Author ORCID Identifier
0000-0001-8235-6411 : Oliver Love
Automated radio telemetry, Benthic invertebrates, DNA metabarcoding, Plasma metabolites, Standardised Precipitation-Evapotranspiration Index—SPEI
Droughts can affect invertebrate communities in wetlands, which can have bottom-up effects on the condition and survival of top predators. Shorebirds, key predators at coastal wetlands, have experienced widespread population declines and could be negatively affected by droughts. We explored, in detail, the effects of drought on multiple aspects of shorebird stopover and migration ecology by contrasting a year with average wet/dry conditions (2016) with a year with moderate drought (2017) at a major subarctic stopover site on southbound migration. We also examined the effects of drought on shorebird body mass during stopover across 14 years (historical: 1974–1982 and present-day: 2014–2018). For the detailed comparison of two years, in the year with moderate drought we documented lower invertebrate abundance at some sites, higher prey family richness in shorebird faecal samples, lower shorebird refuelling rates, shorter stopover durations for juveniles, and, for most species, a higher probability of making a subsequent stopover in North America after departing the subarctic, compared to the year with average wet/dry conditions. In the 14-year dataset, shorebird body mass tended to be lower in drier years. We show that even short-term, moderate drought conditions can negatively affect shorebird refuelling performance at coastal wetlands, which may carry-over to affect subsequent stopover decisions. Given shorebird population declines and predicted changes in the severity and duration of droughts with climate change, researchers should prioritize a better understanding of how droughts affect shorebird refuelling performance and survival.

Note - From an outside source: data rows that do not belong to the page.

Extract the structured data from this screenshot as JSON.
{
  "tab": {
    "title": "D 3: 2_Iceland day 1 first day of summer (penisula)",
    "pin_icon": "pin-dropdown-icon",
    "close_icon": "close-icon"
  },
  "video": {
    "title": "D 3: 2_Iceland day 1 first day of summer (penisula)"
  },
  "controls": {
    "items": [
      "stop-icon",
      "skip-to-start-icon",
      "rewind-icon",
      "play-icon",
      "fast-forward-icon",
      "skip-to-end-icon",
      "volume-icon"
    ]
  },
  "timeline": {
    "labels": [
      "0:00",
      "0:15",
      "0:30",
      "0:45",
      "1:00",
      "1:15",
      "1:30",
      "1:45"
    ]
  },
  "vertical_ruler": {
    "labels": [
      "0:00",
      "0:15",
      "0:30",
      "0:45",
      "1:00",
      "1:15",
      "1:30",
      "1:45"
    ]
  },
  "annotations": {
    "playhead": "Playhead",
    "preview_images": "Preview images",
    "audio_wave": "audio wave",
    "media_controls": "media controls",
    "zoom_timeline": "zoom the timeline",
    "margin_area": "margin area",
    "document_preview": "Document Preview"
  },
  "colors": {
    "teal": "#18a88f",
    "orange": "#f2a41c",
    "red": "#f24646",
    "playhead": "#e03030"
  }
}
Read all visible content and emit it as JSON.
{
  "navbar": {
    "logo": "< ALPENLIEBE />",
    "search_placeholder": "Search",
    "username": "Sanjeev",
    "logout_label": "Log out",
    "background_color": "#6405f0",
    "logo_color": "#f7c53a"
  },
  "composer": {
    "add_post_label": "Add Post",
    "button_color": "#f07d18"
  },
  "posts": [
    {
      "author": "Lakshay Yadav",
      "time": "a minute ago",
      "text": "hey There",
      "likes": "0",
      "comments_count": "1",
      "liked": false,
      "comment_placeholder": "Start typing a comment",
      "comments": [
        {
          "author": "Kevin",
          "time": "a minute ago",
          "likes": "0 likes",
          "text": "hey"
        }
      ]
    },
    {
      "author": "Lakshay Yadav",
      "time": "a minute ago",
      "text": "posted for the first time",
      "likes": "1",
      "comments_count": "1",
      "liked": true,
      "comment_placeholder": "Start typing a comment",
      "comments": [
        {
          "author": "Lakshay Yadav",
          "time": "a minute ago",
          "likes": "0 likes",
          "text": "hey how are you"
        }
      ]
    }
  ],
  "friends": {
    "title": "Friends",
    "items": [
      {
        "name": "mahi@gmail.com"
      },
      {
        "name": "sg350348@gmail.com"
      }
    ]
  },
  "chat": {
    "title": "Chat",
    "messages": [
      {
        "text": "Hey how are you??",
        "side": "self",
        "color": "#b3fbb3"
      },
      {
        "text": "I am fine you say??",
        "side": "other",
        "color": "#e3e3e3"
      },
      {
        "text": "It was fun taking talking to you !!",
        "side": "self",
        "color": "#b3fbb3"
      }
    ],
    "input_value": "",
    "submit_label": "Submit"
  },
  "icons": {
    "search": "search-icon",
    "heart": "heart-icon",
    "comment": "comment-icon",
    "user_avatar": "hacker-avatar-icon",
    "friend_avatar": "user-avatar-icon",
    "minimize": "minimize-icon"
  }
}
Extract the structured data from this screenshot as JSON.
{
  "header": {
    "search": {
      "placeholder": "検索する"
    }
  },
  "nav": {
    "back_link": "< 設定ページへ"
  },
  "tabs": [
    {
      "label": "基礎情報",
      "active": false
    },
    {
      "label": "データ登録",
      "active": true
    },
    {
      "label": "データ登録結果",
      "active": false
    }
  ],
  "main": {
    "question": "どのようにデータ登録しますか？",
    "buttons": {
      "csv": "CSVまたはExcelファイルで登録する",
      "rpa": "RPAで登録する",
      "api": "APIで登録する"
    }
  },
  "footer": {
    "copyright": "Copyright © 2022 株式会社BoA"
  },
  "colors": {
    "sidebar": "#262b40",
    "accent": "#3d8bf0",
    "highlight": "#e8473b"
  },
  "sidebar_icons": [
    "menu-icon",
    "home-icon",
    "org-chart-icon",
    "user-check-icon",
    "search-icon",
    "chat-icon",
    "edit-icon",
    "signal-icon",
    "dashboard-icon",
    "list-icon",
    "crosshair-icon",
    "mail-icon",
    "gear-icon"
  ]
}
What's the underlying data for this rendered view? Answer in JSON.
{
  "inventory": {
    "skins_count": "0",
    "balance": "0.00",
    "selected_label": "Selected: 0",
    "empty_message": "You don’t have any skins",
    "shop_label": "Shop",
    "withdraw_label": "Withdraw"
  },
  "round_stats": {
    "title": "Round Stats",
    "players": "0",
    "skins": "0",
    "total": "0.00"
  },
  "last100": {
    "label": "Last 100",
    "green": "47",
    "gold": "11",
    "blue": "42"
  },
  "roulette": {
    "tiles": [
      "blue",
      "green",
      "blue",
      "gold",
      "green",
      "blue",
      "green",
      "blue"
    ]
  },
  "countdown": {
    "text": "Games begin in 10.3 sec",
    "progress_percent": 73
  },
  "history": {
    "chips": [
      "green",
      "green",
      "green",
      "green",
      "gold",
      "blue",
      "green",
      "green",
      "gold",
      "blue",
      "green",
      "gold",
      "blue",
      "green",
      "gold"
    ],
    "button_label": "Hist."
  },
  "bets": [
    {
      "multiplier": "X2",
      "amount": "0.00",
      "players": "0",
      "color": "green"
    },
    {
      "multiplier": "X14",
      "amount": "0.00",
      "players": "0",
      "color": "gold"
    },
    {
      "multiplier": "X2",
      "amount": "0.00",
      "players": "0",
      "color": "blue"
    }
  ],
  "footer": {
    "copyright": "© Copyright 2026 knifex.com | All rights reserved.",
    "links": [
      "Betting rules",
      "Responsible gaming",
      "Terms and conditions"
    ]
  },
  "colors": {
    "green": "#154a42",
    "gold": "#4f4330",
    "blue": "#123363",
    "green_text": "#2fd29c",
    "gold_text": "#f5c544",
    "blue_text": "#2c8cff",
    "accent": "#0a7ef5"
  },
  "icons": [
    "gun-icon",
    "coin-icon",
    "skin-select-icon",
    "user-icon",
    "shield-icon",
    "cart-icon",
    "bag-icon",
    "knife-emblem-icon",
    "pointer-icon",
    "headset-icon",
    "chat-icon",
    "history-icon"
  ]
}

Anderson, Alexandra M.; Friis, Christian; Gratto-Trevor, Cheri L.; Harris, Christopher M.; Love, Oliver P.; Morrison, R. I.Guy; Prosser, Sean W.J.; Nol, Erica; and Smith, Paul A.. (2021). Drought at a coastal wetland affects refuelling and migration strategies of shorebirds. Oecologia, 197 (3), 661-674.